(RECORDS FOR THIS EXERCISE Opens)

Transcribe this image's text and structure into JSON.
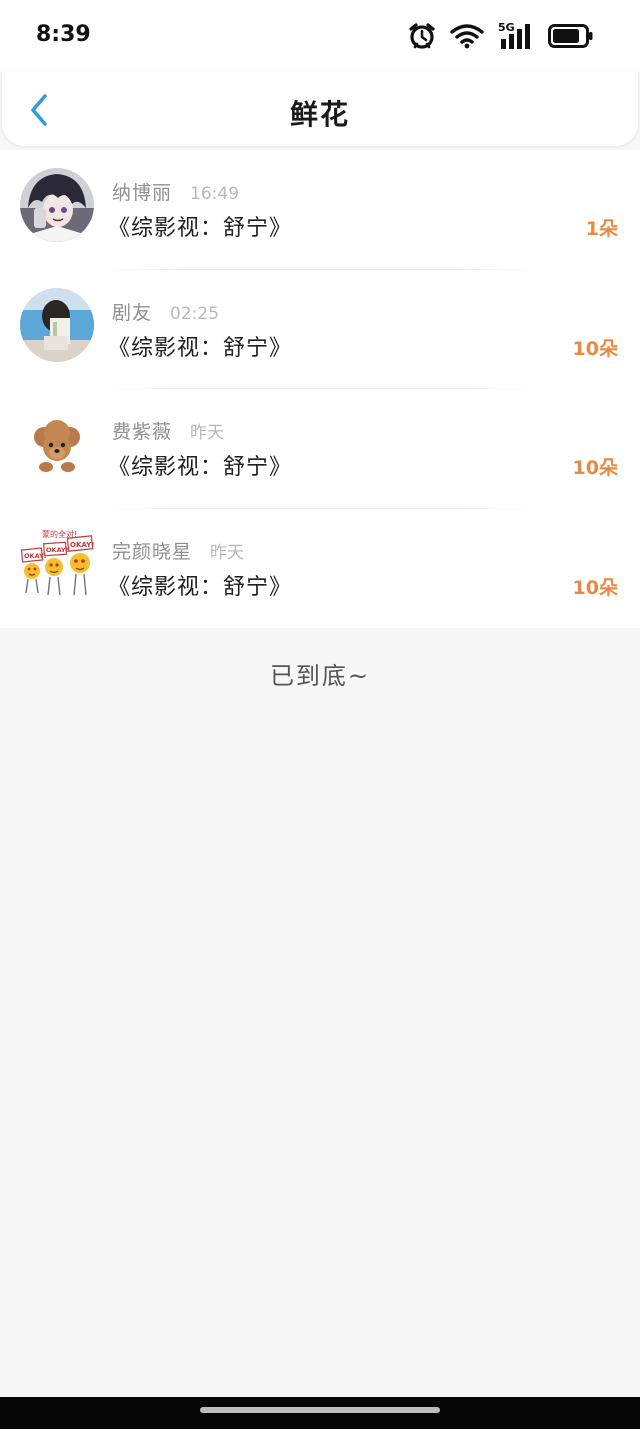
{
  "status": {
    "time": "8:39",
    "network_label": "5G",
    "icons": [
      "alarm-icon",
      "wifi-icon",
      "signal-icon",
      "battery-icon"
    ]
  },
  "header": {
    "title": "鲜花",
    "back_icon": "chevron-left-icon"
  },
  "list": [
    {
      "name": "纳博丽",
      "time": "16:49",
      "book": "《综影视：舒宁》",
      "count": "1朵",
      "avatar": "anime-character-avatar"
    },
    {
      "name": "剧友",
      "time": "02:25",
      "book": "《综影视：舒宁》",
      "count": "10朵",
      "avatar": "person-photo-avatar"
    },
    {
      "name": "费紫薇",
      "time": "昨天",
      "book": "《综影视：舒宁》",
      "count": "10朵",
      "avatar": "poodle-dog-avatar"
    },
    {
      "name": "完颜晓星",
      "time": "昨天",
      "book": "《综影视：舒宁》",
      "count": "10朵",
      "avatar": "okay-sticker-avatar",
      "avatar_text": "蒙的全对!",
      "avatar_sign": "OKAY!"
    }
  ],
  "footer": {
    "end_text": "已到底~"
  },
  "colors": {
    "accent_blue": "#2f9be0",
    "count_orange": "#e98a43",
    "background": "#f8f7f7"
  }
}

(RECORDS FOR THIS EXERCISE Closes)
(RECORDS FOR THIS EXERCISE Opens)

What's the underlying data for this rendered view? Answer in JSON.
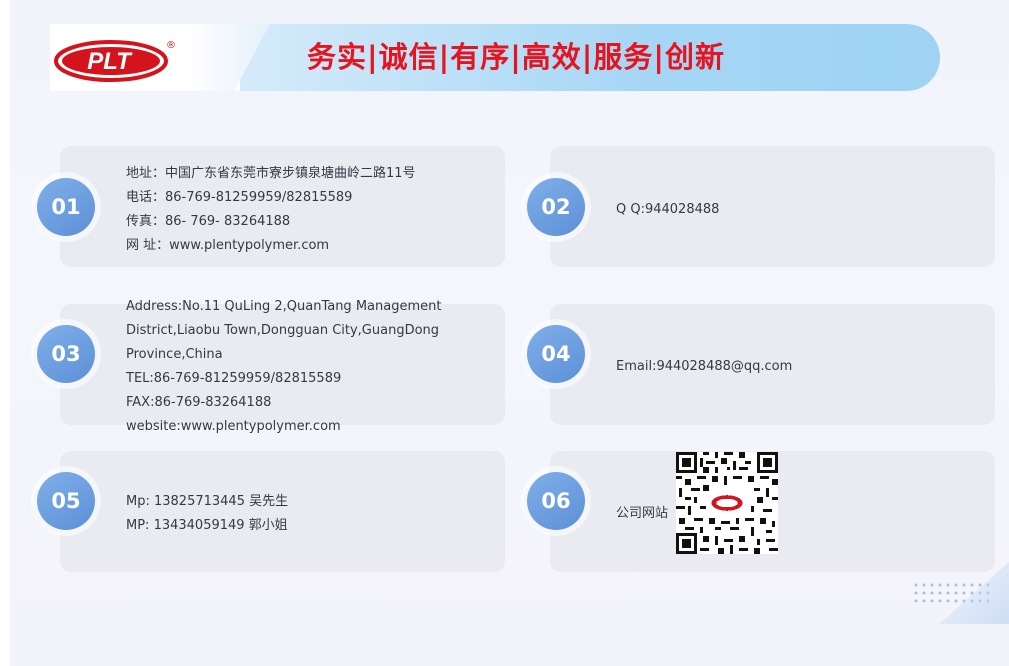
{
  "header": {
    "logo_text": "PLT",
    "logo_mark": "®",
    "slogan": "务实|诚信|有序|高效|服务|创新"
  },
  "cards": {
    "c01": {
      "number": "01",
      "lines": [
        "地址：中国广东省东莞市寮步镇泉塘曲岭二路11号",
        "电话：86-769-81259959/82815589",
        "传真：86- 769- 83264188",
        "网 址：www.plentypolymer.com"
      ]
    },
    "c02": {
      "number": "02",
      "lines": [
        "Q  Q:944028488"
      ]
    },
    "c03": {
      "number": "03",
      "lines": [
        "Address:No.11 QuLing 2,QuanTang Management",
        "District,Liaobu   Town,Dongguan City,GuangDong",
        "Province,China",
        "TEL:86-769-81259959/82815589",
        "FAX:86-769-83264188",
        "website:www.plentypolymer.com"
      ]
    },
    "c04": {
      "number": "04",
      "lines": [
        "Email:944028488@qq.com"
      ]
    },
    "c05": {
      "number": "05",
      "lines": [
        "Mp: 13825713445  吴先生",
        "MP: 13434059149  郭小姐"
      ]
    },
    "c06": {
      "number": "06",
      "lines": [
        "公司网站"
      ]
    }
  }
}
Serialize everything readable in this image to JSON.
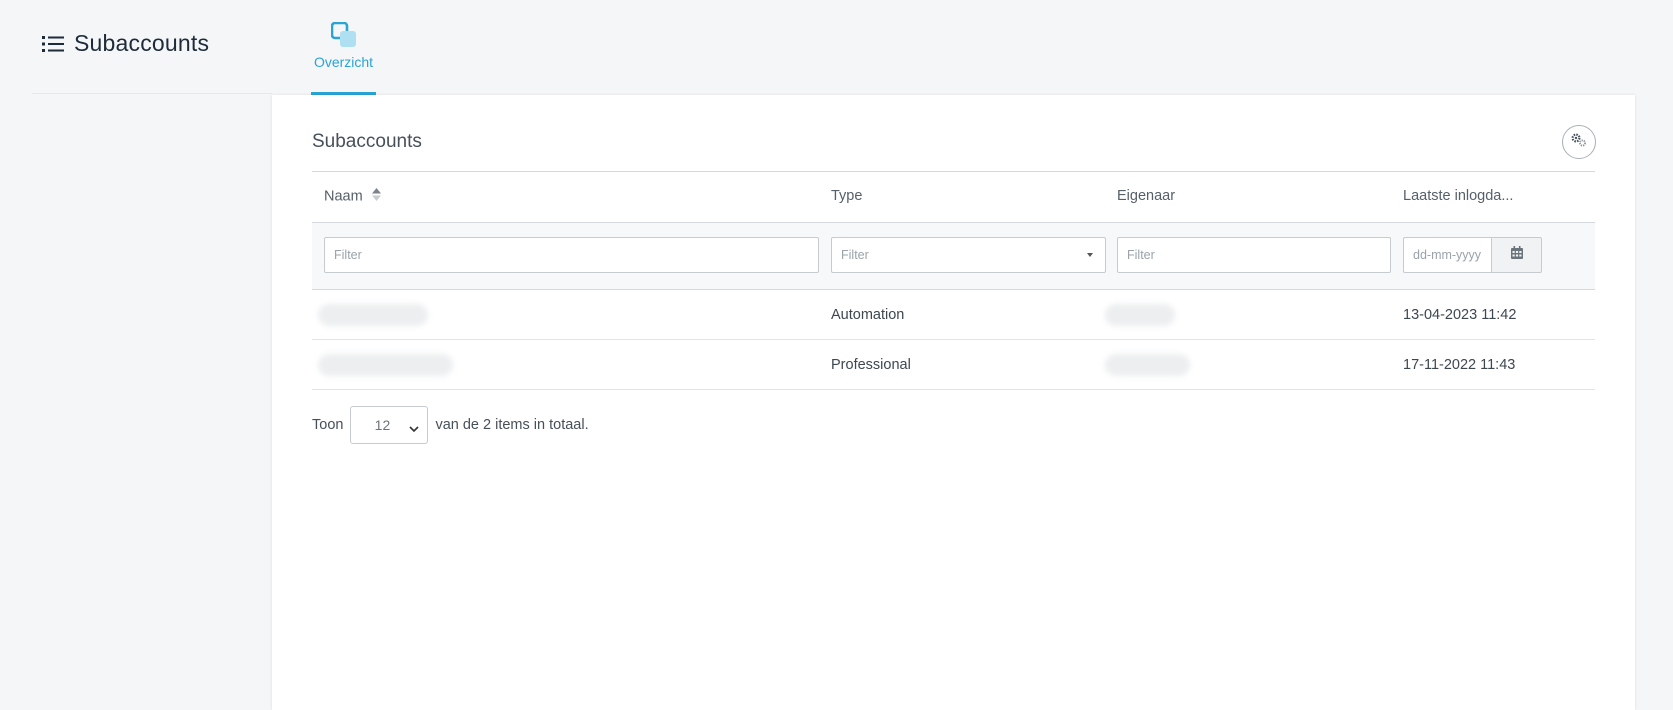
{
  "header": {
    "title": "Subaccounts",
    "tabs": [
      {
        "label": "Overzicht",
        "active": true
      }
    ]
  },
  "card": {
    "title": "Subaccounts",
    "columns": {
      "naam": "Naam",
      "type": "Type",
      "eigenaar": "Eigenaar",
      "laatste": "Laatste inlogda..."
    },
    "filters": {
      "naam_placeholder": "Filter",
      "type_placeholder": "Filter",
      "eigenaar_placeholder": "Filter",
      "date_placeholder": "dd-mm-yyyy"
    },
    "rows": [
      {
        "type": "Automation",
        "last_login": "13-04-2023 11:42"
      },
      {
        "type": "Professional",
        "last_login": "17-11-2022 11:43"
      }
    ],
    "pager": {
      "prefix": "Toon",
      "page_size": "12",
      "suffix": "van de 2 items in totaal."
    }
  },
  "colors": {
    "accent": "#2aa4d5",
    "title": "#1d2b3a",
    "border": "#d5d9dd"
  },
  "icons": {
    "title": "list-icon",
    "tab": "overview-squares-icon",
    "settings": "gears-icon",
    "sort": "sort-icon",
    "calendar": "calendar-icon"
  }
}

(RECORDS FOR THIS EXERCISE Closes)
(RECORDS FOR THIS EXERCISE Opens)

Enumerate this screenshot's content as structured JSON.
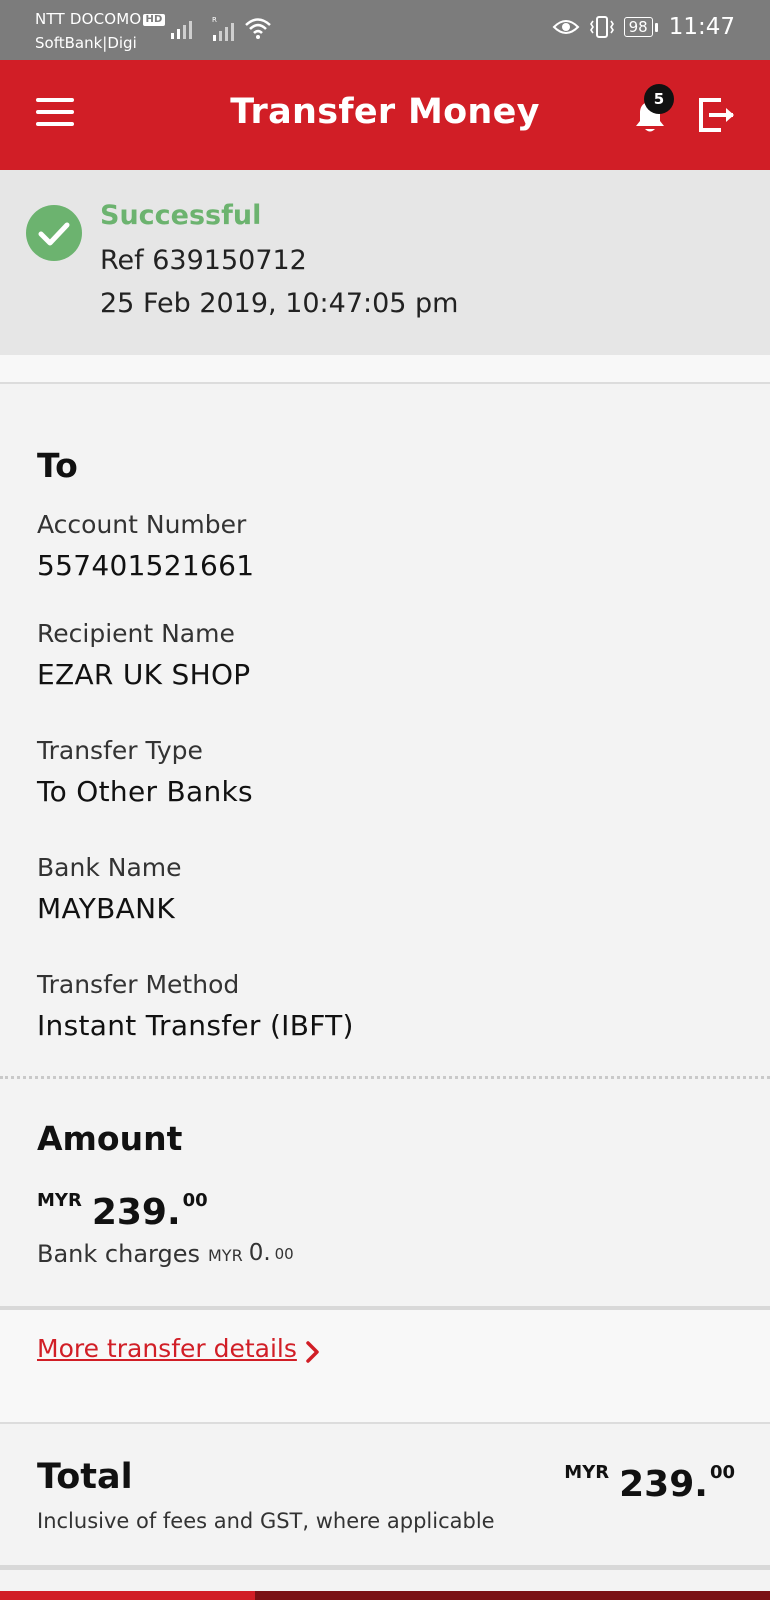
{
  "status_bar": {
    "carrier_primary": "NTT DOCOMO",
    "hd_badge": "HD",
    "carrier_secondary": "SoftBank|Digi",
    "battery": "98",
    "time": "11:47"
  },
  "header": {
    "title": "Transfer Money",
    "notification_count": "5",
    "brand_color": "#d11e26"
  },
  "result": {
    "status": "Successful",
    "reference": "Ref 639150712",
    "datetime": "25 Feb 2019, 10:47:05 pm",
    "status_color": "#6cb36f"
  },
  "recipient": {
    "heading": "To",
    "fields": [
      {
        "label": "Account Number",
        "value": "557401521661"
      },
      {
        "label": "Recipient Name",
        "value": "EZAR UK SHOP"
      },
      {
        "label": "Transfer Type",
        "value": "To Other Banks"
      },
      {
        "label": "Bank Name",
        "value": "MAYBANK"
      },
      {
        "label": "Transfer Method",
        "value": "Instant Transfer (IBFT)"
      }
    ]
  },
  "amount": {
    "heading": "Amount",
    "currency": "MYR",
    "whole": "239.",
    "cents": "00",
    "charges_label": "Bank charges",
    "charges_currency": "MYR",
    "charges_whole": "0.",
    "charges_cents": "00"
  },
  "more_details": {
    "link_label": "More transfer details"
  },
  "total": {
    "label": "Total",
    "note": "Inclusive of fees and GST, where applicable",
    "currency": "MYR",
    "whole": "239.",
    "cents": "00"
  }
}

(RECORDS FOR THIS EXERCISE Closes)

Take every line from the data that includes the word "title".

RESPONSE TO THIS EXERCISE
    "title": "鲜花",
    "title": "Subaccounts",
    "title": "Subaccounts",
    "title": "#1d2b3a",
    "title": "list-icon",
    "title": "Transfer Money",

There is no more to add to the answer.